*** Begin section ***

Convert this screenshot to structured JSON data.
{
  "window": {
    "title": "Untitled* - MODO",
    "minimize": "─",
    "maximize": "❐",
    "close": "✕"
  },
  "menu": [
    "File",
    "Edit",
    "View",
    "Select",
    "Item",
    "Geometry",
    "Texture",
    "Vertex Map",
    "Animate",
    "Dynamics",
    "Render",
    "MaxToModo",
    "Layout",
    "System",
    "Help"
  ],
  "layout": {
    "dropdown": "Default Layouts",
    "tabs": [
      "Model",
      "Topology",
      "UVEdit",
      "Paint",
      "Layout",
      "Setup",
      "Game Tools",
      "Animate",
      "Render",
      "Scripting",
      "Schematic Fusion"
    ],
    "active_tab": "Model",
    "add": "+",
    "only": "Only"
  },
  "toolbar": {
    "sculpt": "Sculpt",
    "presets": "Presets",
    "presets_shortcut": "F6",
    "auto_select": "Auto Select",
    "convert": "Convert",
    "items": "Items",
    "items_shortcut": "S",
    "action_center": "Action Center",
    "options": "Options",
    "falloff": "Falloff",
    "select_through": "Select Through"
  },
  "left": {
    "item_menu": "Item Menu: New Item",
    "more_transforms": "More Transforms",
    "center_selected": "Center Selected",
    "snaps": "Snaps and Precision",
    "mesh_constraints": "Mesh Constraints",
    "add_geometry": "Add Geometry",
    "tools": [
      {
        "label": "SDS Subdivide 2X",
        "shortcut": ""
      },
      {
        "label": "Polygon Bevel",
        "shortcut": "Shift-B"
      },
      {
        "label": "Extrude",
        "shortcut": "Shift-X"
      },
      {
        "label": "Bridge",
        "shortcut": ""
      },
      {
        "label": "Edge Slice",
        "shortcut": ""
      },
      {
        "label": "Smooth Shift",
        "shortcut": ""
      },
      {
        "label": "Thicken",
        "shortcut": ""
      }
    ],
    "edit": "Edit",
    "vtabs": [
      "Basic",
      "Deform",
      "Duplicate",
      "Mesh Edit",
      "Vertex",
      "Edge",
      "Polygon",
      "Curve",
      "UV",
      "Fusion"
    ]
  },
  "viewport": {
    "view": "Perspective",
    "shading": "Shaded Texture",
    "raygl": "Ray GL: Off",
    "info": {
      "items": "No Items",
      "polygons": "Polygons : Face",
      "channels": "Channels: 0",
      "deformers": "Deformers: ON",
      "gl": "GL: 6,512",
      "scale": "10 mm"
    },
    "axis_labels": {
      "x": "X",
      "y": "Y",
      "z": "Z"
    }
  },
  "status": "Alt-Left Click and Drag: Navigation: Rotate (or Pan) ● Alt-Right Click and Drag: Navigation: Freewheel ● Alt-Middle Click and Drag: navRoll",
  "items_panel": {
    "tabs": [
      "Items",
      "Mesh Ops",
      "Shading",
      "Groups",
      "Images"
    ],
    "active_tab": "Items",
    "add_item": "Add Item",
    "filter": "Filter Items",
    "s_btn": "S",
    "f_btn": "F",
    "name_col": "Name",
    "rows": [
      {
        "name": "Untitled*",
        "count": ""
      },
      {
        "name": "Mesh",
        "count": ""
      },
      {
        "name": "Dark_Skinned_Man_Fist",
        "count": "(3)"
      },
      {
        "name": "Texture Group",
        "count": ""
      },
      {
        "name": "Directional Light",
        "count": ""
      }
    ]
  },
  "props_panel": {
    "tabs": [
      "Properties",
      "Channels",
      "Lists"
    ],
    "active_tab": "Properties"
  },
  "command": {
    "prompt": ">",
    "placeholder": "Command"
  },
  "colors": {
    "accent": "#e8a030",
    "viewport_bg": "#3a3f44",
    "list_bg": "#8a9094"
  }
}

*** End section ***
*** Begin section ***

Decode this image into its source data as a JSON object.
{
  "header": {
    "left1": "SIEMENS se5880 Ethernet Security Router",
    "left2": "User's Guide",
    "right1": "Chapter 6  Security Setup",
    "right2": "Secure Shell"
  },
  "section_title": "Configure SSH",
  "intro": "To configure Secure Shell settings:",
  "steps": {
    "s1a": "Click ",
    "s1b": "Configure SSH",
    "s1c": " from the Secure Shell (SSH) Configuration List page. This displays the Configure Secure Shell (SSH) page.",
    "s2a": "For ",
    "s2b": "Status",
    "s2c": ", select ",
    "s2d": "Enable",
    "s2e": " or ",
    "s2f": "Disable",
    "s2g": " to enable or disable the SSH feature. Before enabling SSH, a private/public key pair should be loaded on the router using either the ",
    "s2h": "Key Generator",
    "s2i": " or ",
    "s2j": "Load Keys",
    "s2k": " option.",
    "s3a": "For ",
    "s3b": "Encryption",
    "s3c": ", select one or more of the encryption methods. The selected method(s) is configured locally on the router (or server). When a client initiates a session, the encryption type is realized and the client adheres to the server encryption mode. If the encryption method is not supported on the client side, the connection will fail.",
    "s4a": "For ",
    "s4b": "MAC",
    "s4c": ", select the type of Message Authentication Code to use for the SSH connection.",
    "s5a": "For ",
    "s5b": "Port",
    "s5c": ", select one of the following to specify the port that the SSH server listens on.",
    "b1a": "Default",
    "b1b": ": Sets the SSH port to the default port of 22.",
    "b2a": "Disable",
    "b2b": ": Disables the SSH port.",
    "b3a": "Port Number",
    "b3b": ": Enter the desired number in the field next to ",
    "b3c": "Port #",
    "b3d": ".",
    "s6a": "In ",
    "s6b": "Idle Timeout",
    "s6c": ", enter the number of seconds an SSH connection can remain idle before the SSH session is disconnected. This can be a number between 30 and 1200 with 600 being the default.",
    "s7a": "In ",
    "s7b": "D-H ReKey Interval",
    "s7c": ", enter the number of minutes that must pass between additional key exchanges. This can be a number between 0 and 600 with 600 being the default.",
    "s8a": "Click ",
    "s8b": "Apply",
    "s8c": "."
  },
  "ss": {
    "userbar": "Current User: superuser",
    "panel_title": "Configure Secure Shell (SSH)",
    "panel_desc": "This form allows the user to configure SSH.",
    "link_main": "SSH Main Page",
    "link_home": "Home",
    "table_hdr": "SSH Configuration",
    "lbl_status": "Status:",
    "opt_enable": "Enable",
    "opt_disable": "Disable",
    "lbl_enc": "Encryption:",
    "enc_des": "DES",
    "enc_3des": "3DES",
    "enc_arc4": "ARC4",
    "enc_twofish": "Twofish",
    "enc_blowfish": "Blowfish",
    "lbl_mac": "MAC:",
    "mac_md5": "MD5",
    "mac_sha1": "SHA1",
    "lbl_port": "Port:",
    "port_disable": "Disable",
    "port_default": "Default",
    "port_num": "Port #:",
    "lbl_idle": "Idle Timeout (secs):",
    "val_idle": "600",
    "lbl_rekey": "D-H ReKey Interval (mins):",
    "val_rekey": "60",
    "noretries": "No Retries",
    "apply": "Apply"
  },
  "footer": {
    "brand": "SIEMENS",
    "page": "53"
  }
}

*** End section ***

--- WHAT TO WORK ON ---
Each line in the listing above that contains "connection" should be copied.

--- ANSWER SECTION ---
    "s3c": ", select one or more of the encryption methods. The selected method(s) is configured locally on the router (or server). When a client initiates a session, the encryption type is realized and the client adheres to the server encryption mode. If the encryption method is not supported on the client side, the connection will fail.",
    "s4c": ", select the type of Message Authentication Code to use for the SSH connection.",
    "s6c": ", enter the number of seconds an SSH connection can remain idle before the SSH session is disconnected. This can be a number between 30 and 1200 with 600 being the default.",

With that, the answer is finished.